- _Your task_:
Where the string "Repository" occurs in a line of the data below, that line should be copied.

*** Opening of Data records ***

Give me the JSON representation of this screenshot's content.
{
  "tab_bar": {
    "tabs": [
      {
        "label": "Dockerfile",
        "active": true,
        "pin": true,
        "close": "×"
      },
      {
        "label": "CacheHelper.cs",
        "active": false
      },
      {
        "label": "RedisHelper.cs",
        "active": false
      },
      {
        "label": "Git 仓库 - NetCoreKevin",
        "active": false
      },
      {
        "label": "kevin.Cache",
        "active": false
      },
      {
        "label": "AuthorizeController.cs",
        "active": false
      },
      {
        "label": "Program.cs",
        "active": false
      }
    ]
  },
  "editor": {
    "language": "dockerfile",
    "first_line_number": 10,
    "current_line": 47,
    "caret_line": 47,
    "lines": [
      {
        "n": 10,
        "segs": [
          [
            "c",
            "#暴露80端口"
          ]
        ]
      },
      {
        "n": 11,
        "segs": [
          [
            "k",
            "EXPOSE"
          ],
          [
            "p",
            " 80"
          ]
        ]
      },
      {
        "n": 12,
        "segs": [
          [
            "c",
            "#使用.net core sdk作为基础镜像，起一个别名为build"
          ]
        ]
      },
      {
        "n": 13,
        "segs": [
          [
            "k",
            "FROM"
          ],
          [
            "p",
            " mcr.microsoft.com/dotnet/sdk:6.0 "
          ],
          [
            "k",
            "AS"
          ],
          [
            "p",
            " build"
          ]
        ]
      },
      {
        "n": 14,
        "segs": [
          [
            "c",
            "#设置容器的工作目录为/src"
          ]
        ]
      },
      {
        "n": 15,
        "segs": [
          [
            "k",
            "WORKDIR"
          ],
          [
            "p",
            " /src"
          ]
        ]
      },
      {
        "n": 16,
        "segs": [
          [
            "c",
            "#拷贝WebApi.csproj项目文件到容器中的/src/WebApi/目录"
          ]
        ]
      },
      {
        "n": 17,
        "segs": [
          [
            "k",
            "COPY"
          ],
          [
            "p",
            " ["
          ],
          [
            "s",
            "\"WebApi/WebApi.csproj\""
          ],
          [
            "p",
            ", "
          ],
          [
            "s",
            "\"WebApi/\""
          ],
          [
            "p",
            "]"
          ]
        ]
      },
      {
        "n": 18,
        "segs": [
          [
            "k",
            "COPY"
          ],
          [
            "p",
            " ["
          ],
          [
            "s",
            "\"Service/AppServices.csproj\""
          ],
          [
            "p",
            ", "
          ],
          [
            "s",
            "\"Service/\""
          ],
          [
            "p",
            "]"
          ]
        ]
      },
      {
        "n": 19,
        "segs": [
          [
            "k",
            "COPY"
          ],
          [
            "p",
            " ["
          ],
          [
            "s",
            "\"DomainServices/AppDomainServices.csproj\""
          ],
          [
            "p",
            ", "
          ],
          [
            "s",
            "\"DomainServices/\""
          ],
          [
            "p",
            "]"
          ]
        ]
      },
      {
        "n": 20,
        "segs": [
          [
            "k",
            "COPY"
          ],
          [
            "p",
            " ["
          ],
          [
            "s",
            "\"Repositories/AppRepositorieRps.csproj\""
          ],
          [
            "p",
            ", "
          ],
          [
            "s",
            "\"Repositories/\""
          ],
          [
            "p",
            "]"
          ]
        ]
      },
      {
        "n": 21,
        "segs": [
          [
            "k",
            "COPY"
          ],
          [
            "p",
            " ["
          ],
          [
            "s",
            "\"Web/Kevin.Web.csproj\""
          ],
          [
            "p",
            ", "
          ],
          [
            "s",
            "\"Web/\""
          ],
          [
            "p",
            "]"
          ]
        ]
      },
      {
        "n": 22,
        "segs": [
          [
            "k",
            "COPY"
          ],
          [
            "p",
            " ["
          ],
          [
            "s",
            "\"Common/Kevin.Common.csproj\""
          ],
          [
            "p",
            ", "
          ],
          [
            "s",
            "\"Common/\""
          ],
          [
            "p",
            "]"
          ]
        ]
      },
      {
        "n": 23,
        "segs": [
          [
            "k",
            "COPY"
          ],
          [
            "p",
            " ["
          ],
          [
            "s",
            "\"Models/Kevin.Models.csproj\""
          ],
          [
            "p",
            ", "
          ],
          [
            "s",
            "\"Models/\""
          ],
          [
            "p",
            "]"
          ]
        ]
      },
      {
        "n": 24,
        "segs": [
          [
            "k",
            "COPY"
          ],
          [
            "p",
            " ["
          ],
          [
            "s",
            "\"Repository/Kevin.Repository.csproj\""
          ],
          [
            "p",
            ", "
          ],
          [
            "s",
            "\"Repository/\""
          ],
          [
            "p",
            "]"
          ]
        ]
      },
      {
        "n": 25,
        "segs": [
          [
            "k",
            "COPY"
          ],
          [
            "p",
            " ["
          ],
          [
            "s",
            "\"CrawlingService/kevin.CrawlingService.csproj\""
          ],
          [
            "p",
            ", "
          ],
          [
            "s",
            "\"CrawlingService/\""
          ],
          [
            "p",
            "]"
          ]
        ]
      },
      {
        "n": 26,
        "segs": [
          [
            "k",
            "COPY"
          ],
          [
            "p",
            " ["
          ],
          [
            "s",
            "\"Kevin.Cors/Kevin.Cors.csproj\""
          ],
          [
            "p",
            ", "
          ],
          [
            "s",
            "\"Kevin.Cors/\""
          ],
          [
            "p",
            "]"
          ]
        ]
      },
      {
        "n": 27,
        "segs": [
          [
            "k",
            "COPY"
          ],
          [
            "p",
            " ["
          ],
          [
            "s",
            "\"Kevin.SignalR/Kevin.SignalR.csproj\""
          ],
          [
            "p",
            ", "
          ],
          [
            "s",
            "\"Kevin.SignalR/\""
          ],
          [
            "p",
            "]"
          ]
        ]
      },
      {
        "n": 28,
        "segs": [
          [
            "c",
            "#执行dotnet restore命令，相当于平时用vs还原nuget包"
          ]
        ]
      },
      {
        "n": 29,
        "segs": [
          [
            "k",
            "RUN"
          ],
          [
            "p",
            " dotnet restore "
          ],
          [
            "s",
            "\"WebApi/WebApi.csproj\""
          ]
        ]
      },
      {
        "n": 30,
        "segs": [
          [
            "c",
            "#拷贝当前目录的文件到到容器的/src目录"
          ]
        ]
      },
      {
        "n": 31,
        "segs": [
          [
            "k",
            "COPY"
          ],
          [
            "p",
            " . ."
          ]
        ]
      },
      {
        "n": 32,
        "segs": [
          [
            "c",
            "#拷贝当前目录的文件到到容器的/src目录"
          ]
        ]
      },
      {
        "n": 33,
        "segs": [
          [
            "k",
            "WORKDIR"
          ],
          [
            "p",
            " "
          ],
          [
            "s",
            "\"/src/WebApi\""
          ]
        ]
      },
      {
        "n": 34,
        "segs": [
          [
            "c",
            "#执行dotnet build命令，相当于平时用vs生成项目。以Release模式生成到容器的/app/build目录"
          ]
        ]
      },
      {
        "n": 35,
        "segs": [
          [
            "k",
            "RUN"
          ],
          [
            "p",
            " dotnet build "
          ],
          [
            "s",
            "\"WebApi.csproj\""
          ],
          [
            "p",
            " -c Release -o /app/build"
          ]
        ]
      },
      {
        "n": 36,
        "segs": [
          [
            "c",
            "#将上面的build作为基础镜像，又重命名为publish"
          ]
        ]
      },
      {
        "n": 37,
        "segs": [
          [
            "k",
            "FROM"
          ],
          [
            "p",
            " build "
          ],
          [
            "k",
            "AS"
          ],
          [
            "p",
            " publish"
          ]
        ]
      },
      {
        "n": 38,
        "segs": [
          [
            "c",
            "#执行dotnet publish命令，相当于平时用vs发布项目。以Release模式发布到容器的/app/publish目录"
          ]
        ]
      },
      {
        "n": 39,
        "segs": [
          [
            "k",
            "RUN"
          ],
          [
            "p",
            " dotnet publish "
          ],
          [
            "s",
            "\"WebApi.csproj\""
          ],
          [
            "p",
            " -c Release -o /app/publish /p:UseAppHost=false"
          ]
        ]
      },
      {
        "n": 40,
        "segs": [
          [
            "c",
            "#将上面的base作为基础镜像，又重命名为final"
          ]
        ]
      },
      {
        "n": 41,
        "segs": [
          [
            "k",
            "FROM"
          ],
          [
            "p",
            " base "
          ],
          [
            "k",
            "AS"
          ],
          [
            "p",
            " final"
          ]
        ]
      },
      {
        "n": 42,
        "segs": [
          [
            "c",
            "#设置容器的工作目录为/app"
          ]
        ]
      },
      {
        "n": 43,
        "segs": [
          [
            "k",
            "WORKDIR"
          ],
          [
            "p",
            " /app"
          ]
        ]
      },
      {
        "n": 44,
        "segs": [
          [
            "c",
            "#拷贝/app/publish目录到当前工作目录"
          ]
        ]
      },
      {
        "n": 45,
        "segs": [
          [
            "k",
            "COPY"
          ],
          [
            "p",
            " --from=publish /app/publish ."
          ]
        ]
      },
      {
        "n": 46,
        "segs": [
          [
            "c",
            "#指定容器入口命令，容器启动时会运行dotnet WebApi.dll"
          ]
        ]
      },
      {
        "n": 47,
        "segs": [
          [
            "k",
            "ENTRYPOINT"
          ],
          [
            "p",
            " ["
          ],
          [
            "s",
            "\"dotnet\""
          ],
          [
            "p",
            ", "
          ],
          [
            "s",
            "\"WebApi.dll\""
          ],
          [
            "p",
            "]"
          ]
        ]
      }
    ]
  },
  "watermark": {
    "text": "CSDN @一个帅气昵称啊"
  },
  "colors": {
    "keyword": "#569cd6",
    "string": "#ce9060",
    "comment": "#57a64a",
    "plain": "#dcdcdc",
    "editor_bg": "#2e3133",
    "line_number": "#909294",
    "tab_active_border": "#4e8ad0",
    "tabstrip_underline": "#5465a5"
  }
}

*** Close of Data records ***

- _Answer to the problem_:
            "\"Repository/Kevin.Repository.csproj\""
            "\"Repository/\""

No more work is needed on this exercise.